→ Work request
The lines you return should be those containing the string "ffffff", taken from the data below.

→ The input

----------------------------------------

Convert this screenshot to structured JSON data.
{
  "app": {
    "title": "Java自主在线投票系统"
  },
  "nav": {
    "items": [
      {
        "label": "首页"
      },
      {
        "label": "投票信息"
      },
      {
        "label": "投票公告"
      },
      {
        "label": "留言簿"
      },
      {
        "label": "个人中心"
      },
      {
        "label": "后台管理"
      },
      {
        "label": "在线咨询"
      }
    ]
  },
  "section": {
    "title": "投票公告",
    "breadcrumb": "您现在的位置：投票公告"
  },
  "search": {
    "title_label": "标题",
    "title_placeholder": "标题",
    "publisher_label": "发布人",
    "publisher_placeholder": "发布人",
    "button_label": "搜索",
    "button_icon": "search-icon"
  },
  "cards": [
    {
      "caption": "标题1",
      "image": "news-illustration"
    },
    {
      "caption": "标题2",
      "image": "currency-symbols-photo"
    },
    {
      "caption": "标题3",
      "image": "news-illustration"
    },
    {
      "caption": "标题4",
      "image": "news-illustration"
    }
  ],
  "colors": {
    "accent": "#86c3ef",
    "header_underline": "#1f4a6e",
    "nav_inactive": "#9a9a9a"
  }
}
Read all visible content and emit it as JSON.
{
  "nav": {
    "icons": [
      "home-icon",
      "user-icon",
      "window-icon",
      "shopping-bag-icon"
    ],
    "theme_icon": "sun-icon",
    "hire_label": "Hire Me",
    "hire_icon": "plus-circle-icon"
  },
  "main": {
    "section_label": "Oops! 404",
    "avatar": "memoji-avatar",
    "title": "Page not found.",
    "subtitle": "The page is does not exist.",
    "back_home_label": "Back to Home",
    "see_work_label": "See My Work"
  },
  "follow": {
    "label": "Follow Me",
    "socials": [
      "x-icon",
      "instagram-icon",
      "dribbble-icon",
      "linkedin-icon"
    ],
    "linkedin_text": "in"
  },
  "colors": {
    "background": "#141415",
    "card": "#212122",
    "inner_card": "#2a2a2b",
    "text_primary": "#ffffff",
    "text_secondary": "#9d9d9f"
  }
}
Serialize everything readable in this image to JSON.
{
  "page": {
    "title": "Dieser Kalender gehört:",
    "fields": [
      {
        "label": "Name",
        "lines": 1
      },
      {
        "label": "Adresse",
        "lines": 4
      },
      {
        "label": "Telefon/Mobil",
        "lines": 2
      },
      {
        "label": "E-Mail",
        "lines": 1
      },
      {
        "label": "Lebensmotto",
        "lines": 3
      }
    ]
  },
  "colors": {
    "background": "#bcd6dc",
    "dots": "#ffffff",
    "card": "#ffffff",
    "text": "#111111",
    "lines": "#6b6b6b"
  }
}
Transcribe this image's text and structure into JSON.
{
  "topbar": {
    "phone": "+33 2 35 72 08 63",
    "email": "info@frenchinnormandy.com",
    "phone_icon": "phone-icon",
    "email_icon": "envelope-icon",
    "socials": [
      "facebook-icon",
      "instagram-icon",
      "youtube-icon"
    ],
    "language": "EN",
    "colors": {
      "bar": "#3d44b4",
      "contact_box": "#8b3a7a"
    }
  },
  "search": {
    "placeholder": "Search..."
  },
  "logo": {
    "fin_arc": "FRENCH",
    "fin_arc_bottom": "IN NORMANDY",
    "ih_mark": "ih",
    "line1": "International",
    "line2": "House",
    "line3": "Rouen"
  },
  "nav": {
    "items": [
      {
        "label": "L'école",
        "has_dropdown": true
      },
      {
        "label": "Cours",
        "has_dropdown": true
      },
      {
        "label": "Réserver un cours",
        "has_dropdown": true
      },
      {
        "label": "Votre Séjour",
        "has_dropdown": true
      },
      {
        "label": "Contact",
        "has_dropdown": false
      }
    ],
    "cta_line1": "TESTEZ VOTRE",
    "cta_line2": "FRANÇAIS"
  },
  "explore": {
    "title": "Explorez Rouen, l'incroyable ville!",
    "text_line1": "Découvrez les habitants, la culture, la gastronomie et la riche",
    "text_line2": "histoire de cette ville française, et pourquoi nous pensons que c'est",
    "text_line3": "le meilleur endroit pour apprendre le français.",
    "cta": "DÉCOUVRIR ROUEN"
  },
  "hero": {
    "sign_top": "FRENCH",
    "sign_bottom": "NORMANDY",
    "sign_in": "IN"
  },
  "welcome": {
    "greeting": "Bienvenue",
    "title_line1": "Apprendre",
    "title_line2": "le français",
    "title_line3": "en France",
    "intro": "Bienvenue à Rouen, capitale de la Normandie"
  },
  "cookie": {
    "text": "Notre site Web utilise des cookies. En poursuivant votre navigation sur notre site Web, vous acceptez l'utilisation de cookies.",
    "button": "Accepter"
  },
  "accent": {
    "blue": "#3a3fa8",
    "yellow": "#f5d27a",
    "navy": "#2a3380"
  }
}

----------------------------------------

→ Written response
    "text_primary": "#ffffff",
    "dots": "#ffffff",
    "card": "#ffffff",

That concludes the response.